In order to effectively use colour in his work, Vickers developed a system of separating colours with bands of grey. This technique resulted in his first painted sunset, Westcoast Sunset, which he completed in the early 1980s. The painting, which has also been reproduced as a limited edition print (1982), was inspired by a trip that Vickers made in a canoe from Prince Rupert to Kitkatla one summer, following a route that had historically been used by his ancestors.
In 1986, Vickers opened the Eagle Aerie Gallery in Tofino, BC, in a traditional Northwest Coast longhouse that he built with his family and local carver Henry Nolla. The gallery is now one of the area’s main attractions. In addition to Vickers’s paintings, prints and carvings, it also sells works by other Indigenous artists.
Key Artworks and Commissions
In 1987, Vickers’s painting A Meeting of Chiefs was chosen as the official gift of the Province of British Columbia to Queen Elizabeth II as part of the Commonwealth Heads of Government Meeting held in Vancouver that year. Limited editions of the painting were also presented to the 48 Commonwealth heads of state. In 1993, artist’s proofs of Vickers’s print The Homecoming were selected as the Province of British Columbia’s official gift to both Russian Federation presidentBoris Yeltsin and United States president Bill Clinton.

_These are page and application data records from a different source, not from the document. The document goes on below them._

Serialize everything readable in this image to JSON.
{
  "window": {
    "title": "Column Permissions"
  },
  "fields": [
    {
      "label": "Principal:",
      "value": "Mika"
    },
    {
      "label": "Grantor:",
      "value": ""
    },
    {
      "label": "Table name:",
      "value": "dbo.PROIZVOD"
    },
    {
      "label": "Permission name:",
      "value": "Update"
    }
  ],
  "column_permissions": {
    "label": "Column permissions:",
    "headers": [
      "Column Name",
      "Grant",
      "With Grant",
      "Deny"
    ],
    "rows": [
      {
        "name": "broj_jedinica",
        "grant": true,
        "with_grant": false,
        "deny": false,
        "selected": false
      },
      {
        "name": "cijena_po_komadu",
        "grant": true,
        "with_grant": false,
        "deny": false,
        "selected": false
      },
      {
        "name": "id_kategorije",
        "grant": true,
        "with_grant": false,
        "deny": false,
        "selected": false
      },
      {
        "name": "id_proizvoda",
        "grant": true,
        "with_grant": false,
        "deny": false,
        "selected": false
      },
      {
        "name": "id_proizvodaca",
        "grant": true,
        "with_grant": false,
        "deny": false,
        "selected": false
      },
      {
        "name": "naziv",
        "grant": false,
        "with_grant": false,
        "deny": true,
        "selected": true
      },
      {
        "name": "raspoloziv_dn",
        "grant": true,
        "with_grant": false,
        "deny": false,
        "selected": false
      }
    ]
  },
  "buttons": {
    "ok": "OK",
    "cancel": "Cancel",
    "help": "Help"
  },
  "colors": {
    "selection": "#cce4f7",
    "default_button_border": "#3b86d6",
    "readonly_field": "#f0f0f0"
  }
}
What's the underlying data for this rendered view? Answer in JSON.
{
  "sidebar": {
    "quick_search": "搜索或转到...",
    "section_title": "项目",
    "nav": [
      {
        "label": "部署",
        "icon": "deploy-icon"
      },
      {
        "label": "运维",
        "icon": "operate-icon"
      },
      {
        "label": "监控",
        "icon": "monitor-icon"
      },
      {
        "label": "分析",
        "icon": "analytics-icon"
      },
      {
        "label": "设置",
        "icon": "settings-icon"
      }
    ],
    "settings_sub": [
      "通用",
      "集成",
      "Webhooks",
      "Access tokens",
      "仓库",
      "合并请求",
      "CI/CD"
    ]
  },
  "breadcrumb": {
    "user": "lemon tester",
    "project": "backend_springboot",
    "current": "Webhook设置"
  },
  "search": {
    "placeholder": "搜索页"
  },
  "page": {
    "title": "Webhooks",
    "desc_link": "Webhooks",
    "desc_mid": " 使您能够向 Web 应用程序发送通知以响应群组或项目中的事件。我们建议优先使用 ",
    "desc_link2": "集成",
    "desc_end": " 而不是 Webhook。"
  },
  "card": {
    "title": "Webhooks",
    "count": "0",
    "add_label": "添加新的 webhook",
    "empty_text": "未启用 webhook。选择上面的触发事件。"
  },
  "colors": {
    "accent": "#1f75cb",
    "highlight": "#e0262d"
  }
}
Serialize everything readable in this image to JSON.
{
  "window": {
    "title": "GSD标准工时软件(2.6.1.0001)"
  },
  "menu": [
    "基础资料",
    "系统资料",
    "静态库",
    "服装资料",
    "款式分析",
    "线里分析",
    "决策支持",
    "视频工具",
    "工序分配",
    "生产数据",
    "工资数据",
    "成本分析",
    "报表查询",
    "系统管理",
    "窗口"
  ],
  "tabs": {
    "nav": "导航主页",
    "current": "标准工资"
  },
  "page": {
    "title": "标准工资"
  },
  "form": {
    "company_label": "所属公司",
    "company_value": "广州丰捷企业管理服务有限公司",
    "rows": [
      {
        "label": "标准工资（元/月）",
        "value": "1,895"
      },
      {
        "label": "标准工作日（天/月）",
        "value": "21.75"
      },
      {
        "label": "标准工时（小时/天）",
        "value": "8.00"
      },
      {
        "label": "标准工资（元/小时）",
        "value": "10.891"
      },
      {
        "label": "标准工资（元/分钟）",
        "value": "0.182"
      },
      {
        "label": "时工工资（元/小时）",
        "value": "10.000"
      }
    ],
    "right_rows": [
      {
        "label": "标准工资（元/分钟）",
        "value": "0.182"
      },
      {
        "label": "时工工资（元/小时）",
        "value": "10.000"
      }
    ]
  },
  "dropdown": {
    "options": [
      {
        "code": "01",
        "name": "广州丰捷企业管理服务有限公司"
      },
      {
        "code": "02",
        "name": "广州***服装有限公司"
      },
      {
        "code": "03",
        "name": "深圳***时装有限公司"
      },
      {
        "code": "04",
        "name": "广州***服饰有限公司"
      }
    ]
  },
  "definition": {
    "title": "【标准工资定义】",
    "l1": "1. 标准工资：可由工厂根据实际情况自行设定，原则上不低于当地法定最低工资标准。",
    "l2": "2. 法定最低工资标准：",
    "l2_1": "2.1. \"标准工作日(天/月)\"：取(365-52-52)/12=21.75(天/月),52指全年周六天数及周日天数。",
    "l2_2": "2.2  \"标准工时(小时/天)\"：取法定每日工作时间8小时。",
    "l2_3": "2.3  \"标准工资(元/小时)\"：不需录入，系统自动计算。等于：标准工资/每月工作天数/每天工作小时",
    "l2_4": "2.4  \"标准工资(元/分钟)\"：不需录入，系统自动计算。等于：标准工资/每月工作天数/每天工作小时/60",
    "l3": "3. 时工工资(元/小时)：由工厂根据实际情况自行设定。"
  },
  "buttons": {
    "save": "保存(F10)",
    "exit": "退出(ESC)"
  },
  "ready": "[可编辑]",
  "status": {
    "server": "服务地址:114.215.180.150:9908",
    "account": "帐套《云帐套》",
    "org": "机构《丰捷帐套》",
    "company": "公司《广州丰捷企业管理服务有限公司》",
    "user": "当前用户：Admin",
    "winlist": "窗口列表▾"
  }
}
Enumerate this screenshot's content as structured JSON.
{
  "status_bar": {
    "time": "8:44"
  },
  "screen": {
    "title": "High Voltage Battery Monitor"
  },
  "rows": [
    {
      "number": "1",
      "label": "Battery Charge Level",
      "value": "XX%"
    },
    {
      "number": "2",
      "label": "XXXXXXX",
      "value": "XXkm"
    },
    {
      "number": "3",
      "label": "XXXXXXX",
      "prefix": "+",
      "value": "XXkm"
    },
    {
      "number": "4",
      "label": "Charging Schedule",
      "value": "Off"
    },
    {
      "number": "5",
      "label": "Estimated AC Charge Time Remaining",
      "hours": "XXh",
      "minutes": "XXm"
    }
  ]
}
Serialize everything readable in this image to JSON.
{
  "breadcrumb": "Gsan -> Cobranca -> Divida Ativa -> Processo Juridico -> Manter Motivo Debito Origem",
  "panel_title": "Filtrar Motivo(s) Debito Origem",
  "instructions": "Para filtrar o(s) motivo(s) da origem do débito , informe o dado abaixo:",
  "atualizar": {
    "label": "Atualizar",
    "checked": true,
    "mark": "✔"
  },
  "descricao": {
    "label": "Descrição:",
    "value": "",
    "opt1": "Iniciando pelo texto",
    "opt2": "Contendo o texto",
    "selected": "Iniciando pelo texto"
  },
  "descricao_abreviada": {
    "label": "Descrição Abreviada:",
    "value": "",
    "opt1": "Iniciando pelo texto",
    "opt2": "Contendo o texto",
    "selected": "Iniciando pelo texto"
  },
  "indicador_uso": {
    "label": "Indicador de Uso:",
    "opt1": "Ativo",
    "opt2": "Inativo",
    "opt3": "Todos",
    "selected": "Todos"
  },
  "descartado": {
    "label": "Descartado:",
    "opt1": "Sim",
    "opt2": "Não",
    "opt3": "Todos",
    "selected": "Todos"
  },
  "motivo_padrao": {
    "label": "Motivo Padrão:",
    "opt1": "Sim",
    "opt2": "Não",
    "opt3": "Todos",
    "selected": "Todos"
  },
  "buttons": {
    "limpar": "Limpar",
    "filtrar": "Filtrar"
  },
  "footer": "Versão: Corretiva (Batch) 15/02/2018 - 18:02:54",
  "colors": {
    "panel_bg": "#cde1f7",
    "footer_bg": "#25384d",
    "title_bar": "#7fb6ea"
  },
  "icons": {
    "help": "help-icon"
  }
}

In addition to paintings and limited edition prints, Vickers has created more than 26 totem poles, including the 10-metre Salmon Totem that he produced for the 1994 Commonwealth Games’ aquatic centre near Victoria. Vickers was also the artistic advisor to the architects and designers of the venue.
From 1987 to 1995, Vickers was the artistic advisor for the Vancouver International Airport’s new terminal. He was also commissioned to design retail storefronts for both the domestic and international terminals.
Vickers’s work is held in private and public collections nationally and internationally, including the Canadian Museum of History (Gatineau, Quebec), the University of British Columbia’s Museum of Anthropology (Vancouver), and the National Museum of Ethnology in Japan (Osaka).
In 1977, the University of British Columbia published Beginnings: An Exhibition of the Silkscreen Prints and Carvings of Roy Henry Vickers. Vickers has published a number of books, including Solstice: The Art of Roy Henry Vickers (1988), Spirit Transformed: A Journey from Tree to Totem (1996), and Copperman: The Art of Roy Henry Vickers (2003). In 2014, Vickers published his third milestone book, Storyteller: The Art of Roy Henry Vickers, which covers his work from 2003 to 2013. He has also collaborated with Robert Budd on a bestselling series of children’s books based on First Nations mythology; the series includes The Elders Are Watching (1990), Raven Brings the Light (2013), Cloudwalker (2014) and Orca Chief (2015).
Honours and Awards
In 1994, Vickers was the first artist to be included by Maclean’s magazine in its Annual Honour Roll of Extraordinary Canadian Achievers. Four years later, he was appointed to the Order of British Columbia. In 2002, he received the Queen’s Golden Jubilee Medal for contributions to the Canadian art world and the First Nations community. That same year, Vickers was included in a video that was part of Vancouver’s successful bid for the 2010 Olympic Winter Games. In 2006, he was made a Member of the Order of Canada for being a bridge between cultures. The following year, York University awarded Vickers an honorary doctorate, and he was the keynote speaker for that year’s graduating class.
Vickers was recognized as a “Kickass Canadian” in 2011 and received the Queen Elizabeth II Diamond Jubilee Medal in 2012. He celebrated his 70th birthday in 2016 with the launch of his book Peace Dancer in Vancouver. He has also received a hereditary chieftainship and several hereditary names from Northwest Coast First Nations.